In Bruges


"And as I thought I might die I realized that maybe that's what hell is: an entire eternity spent in fookin' Bruges.

And then I really wanted to live."

by Johnny Web (Uncle Scoopy; Greg Wroblewski)

Tarantino meets Ingmar Bergman. A blacker-than-black comedy about two soulful hit men ...

OK, many of you have already decided not to see this movie. After all, how many more movies do we need about the murder-for-hire profession? Hit men must be more overrepresented in the cinema universe than rogue cops who play by their own rules. Hired guns now exist as a convenient shortcut for lazy screenwriters to say "this guy is an amoral anti-hero" without employing any actual character development. And the ultimate cliché is when hit men show surprising depth.

Plus, let's face it, how good can a movie about hit men really be? You know it is not going to tackle any profound themes like genocide, war, or world hunger

I know all that. And if that is your attitude, I agree with you completely.

Now try to set all that  aside, because this is a nearly perfect little gem of a movie.

To begin with, it has an intricate, twisty, economical little plot in which every detail is important and is used later in the film, in the manner of the best Seinfeld episodes. There is a dwarf in the film playing an actor in a dream sequence from a Eurocrap film-within-the-film. That seems like a throwaway joke at first, but the way it plays out, it is absolutely essential at one moment in the film that he be a dwarf, and it is absolutely essential that he be in costume for a dream sequence. That's only one example. One could make the same case about nearly every one of the film's quirky details and characters.

But that's not the reason why it is a terrific movie. The nifty little plot is just a lagniappe.

The profane, scathing dialogue is often laugh-out-loud hilarious in a kind of Monty Python way that alternates between lowbrow cynicism and erudite observations.

But that's not why the movie is so good.

The three main actors are outstanding. The photography of Bruge is evocative.

But none of that is important.

What makes the film so good is that every single character in the film is a complicated human being, sometimes good, sometimes bad, sometimes funny, sometimes just saying things they regret later. Everyone. Even the racist dwarf, who is often stoned on horse tranquilizers and/or dressed up in a schoolboy outfit, turns out to be much more than a convenient comic conceit or a mandatory plot element. This is a film about people, and how they conceive honor, nobility, personal responsibility and loyalty.

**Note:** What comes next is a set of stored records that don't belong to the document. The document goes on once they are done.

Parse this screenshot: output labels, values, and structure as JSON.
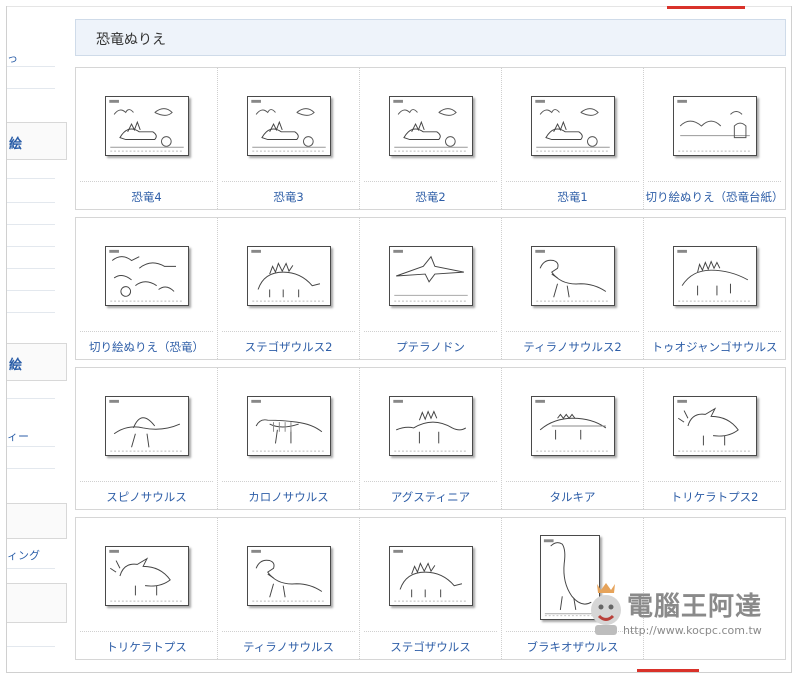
{
  "sidebar": {
    "fragments": [
      "っ",
      "絵",
      "絵",
      "ィー",
      "ィング"
    ]
  },
  "section": {
    "title": "恐竜ぬりえ"
  },
  "items": [
    {
      "label": "恐竜4",
      "icon": "dinosaur-scene-icon"
    },
    {
      "label": "恐竜3",
      "icon": "dinosaur-scene-icon"
    },
    {
      "label": "恐竜2",
      "icon": "dinosaur-scene-icon"
    },
    {
      "label": "恐竜1",
      "icon": "dinosaur-scene-icon"
    },
    {
      "label": "切り絵ぬりえ（恐竜台紙）",
      "icon": "background-scene-icon"
    },
    {
      "label": "切り絵ぬりえ（恐竜）",
      "icon": "dinosaur-cutouts-icon"
    },
    {
      "label": "ステゴザウルス2",
      "icon": "stegosaurus-icon"
    },
    {
      "label": "プテラノドン",
      "icon": "pteranodon-icon"
    },
    {
      "label": "ティラノサウルス2",
      "icon": "tyrannosaurus-icon"
    },
    {
      "label": "トゥオジャンゴサウルス",
      "icon": "tuojiangosaurus-icon"
    },
    {
      "label": "スピノサウルス",
      "icon": "spinosaurus-icon"
    },
    {
      "label": "カロノサウルス",
      "icon": "charonosaurus-icon"
    },
    {
      "label": "アグスティニア",
      "icon": "agustinia-icon"
    },
    {
      "label": "タルキア",
      "icon": "tarchia-icon"
    },
    {
      "label": "トリケラトプス2",
      "icon": "triceratops-icon"
    },
    {
      "label": "トリケラトプス",
      "icon": "triceratops-icon"
    },
    {
      "label": "ティラノサウルス",
      "icon": "tyrannosaurus-icon"
    },
    {
      "label": "ステゴザウルス",
      "icon": "stegosaurus-icon"
    },
    {
      "label": "ブラキオザウルス",
      "icon": "brachiosaurus-icon"
    }
  ],
  "watermark": {
    "title": "電腦王阿達",
    "url": "http://www.kocpc.com.tw"
  },
  "colors": {
    "link": "#2e5ea7",
    "header_bg": "#eef3fa",
    "accent_red": "#d9322a"
  }
}
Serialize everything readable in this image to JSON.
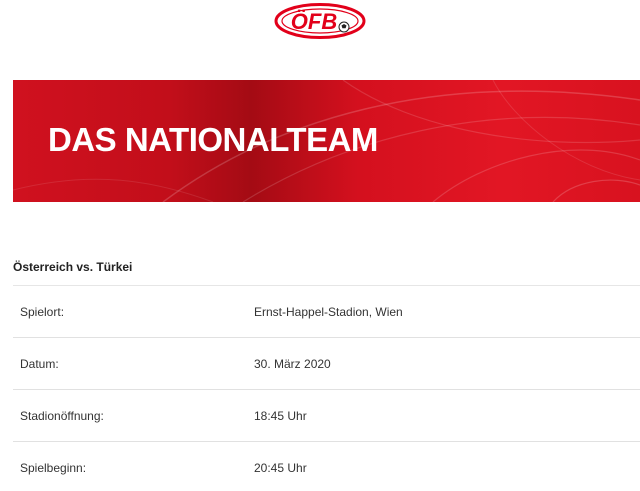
{
  "header": {
    "logo_text": "ÖFB",
    "logo_color": "#e2001a"
  },
  "banner": {
    "title": "DAS NATIONALTEAM",
    "color": "#d0111f"
  },
  "match": {
    "title": "Österreich vs. Türkei"
  },
  "details": [
    {
      "label": "Spielort:",
      "value": "Ernst-Happel-Stadion, Wien"
    },
    {
      "label": "Datum:",
      "value": "30. März 2020"
    },
    {
      "label": "Stadionöffnung:",
      "value": "18:45 Uhr"
    },
    {
      "label": "Spielbeginn:",
      "value": "20:45 Uhr"
    }
  ]
}
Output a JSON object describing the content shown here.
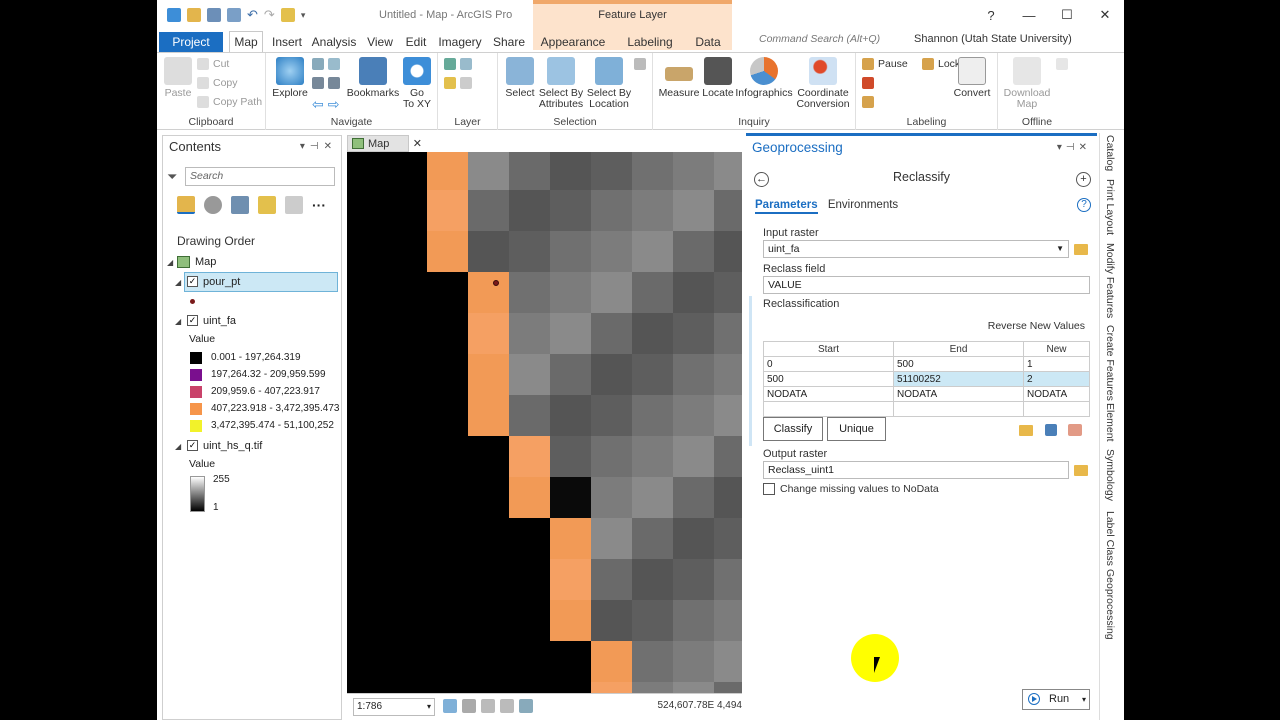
{
  "window": {
    "title": "Untitled - Map - ArcGIS Pro",
    "context_tab": "Feature Layer",
    "help": "?",
    "min": "—",
    "max": "☐",
    "close": "✕"
  },
  "tabs": [
    "Project",
    "Map",
    "Insert",
    "Analysis",
    "View",
    "Edit",
    "Imagery",
    "Share",
    "Appearance",
    "Labeling",
    "Data"
  ],
  "command_search": "Command Search (Alt+Q)",
  "user": "Shannon (Utah State University)",
  "ribbon": {
    "clipboard": {
      "label": "Clipboard",
      "paste": "Paste",
      "cut": "Cut",
      "copy": "Copy",
      "copy_path": "Copy Path"
    },
    "navigate": {
      "label": "Navigate",
      "explore": "Explore",
      "bookmarks": "Bookmarks",
      "goto_line1": "Go",
      "goto_line2": "To XY"
    },
    "layer": {
      "label": "Layer"
    },
    "selection": {
      "label": "Selection",
      "select": "Select",
      "sba_line1": "Select By",
      "sba_line2": "Attributes",
      "sbl_line1": "Select By",
      "sbl_line2": "Location"
    },
    "inquiry": {
      "label": "Inquiry",
      "measure": "Measure",
      "locate": "Locate",
      "infographics": "Infographics",
      "coord_line1": "Coordinate",
      "coord_line2": "Conversion"
    },
    "labeling": {
      "label": "Labeling",
      "pause": "Pause",
      "lock": "Lock",
      "convert": "Convert"
    },
    "offline": {
      "label": "Offline",
      "download_line1": "Download",
      "download_line2": "Map"
    }
  },
  "contents": {
    "title": "Contents",
    "search_placeholder": "Search",
    "drawing_order": "Drawing Order",
    "map_name": "Map",
    "layers": [
      {
        "name": "pour_pt"
      },
      {
        "name": "uint_fa",
        "legend_title": "Value",
        "classes": [
          {
            "label": "0.001 - 197,264.319",
            "color": "#000000"
          },
          {
            "label": "197,264.32 - 209,959.599",
            "color": "#7a0f8e"
          },
          {
            "label": "209,959.6 - 407,223.917",
            "color": "#c9426a"
          },
          {
            "label": "407,223.918 - 3,472,395.473",
            "color": "#f6954a"
          },
          {
            "label": "3,472,395.474 - 51,100,252",
            "color": "#f2f22a"
          }
        ]
      },
      {
        "name": "uint_hs_q.tif",
        "legend_title": "Value",
        "max": "255",
        "min": "1"
      }
    ]
  },
  "map": {
    "tab": "Map",
    "scale": "1:786",
    "coords": "524,607.78E 4,494"
  },
  "geoprocessing": {
    "title": "Geoprocessing",
    "tool": "Reclassify",
    "back_icon": "←",
    "add_icon": "+",
    "tab_params": "Parameters",
    "tab_env": "Environments",
    "input_raster_label": "Input raster",
    "input_raster": "uint_fa",
    "reclass_field_label": "Reclass field",
    "reclass_field": "VALUE",
    "reclassification_label": "Reclassification",
    "reverse": "Reverse New Values",
    "table_headers": [
      "Start",
      "End",
      "New"
    ],
    "rows": [
      [
        "0",
        "500",
        "1"
      ],
      [
        "500",
        "51100252",
        "2"
      ],
      [
        "NODATA",
        "NODATA",
        "NODATA"
      ],
      [
        "",
        "",
        ""
      ]
    ],
    "classify": "Classify",
    "unique": "Unique",
    "output_raster_label": "Output raster",
    "output_raster": "Reclass_uint1",
    "missing_nodata": "Change missing values to NoData",
    "run": "Run"
  },
  "side_tabs": [
    "Catalog",
    "Print Layout",
    "Modify Features",
    "Create Features",
    "Element",
    "Symbology",
    "Label Class",
    "Geoprocessing"
  ]
}
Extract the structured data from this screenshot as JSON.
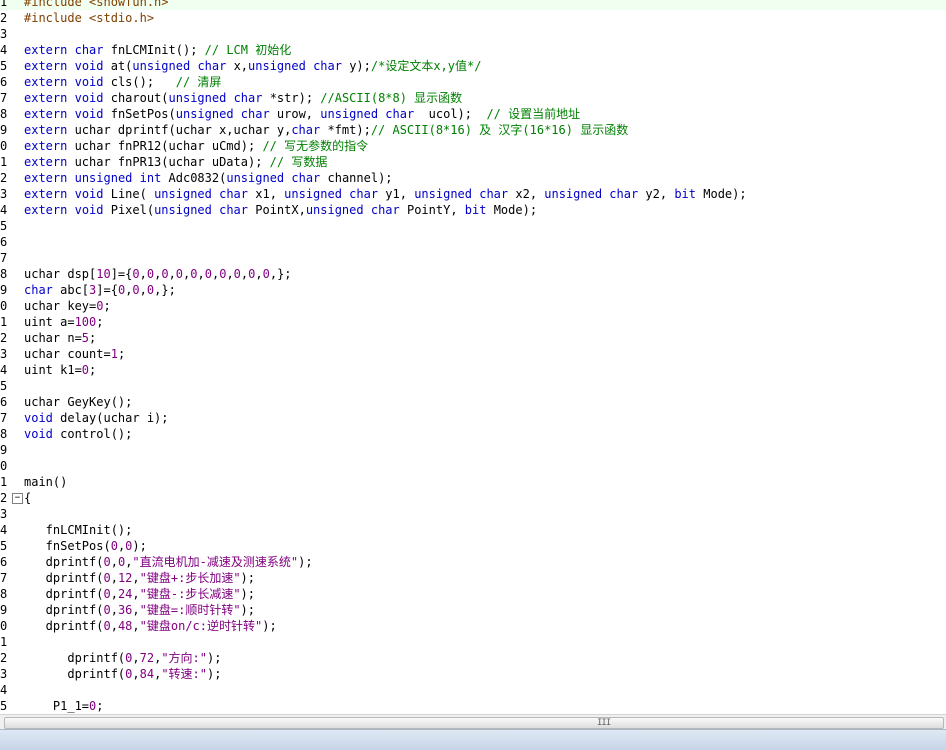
{
  "lines": [
    {
      "n": "1",
      "text": "#include <showfun.h>"
    },
    {
      "n": "2",
      "text": "#include <stdio.h>"
    },
    {
      "n": "3",
      "text": ""
    },
    {
      "n": "4",
      "text": "extern char fnLCMInit(); // LCM 初始化"
    },
    {
      "n": "5",
      "text": "extern void at(unsigned char x,unsigned char y);/*设定文本x,y值*/"
    },
    {
      "n": "6",
      "text": "extern void cls();   // 清屏"
    },
    {
      "n": "7",
      "text": "extern void charout(unsigned char *str); //ASCII(8*8) 显示函数"
    },
    {
      "n": "8",
      "text": "extern void fnSetPos(unsigned char urow, unsigned char  ucol);  // 设置当前地址"
    },
    {
      "n": "9",
      "text": "extern uchar dprintf(uchar x,uchar y,char *fmt);// ASCII(8*16) 及 汉字(16*16) 显示函数"
    },
    {
      "n": "0",
      "text": "extern uchar fnPR12(uchar uCmd); // 写无参数的指令"
    },
    {
      "n": "1",
      "text": "extern uchar fnPR13(uchar uData); // 写数据"
    },
    {
      "n": "2",
      "text": "extern unsigned int Adc0832(unsigned char channel);"
    },
    {
      "n": "3",
      "text": "extern void Line( unsigned char x1, unsigned char y1, unsigned char x2, unsigned char y2, bit Mode);"
    },
    {
      "n": "4",
      "text": "extern void Pixel(unsigned char PointX,unsigned char PointY, bit Mode);"
    },
    {
      "n": "5",
      "text": ""
    },
    {
      "n": "6",
      "text": ""
    },
    {
      "n": "7",
      "text": ""
    },
    {
      "n": "8",
      "text": "uchar dsp[10]={0,0,0,0,0,0,0,0,0,0,};"
    },
    {
      "n": "9",
      "text": "char abc[3]={0,0,0,};"
    },
    {
      "n": "0",
      "text": "uchar key=0;"
    },
    {
      "n": "1",
      "text": "uint a=100;"
    },
    {
      "n": "2",
      "text": "uchar n=5;"
    },
    {
      "n": "3",
      "text": "uchar count=1;"
    },
    {
      "n": "4",
      "text": "uint k1=0;"
    },
    {
      "n": "5",
      "text": ""
    },
    {
      "n": "6",
      "text": "uchar GeyKey();"
    },
    {
      "n": "7",
      "text": "void delay(uchar i);"
    },
    {
      "n": "8",
      "text": "void control();"
    },
    {
      "n": "9",
      "text": ""
    },
    {
      "n": "0",
      "text": ""
    },
    {
      "n": "1",
      "text": "main()"
    },
    {
      "n": "2",
      "text": "{"
    },
    {
      "n": "3",
      "text": ""
    },
    {
      "n": "4",
      "text": "   fnLCMInit();"
    },
    {
      "n": "5",
      "text": "   fnSetPos(0,0);"
    },
    {
      "n": "6",
      "text": "   dprintf(0,0,\"直流电机加-减速及测速系统\");"
    },
    {
      "n": "7",
      "text": "   dprintf(0,12,\"键盘+:步长加速\");"
    },
    {
      "n": "8",
      "text": "   dprintf(0,24,\"键盘-:步长减速\");"
    },
    {
      "n": "9",
      "text": "   dprintf(0,36,\"键盘=:顺时针转\");"
    },
    {
      "n": "0",
      "text": "   dprintf(0,48,\"键盘on/c:逆时针转\");"
    },
    {
      "n": "1",
      "text": ""
    },
    {
      "n": "2",
      "text": "      dprintf(0,72,\"方向:\");"
    },
    {
      "n": "3",
      "text": "      dprintf(0,84,\"转速:\");"
    },
    {
      "n": "4",
      "text": ""
    },
    {
      "n": "5",
      "text": "    P1_1=0;"
    }
  ],
  "fold_marker": "−",
  "scrollbar_grip": "III"
}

It's a terrific script. It's only March as I write this, but I will be surprised if the rest of the year brings five scripts good enough to edge Martin McDonagh from the list of those who deserve an Oscar nomination for best original screenplay.

And remember what I said about our automatic assumption that a black comedy about hit men could not deal with truly recondite themes? That assumption is wrong. Underneath the ostensible vulgarity is a film about why we want to live and why we want to die. It doesn't get any more meaningful than that.


* details not yet available







2.5 James Berardinelli (of 4 stars)
4 Roger Ebert (of 4 stars)
75 Rotten Tomatoes  (% positive)
67 (of 100)


8.4 IMDB summary (of 10)
B Yahoo Movies


Box Office Mojo. It took in about $6 million in arthouse distribution (230 theaters).



  • None.



Our Grade:

If you are not familiar with our grading system, you need to read the explanation, because the grading is not linear. For example, by our definition, a C is solid and a C+ is a VERY good movie. There are very few Bs and As. Based on our descriptive system, this film is a:


I wish I could say "A," but our system doesn't allow for that possibility. Mainstream moviegoers will like parts of it but will be put off by its dark dramatic themes. Arthouse filmgoers will be put off by its casual violence and crudity.

It is also absolutely great. If it sounds even vaguely appealing to you, you're gonna love it.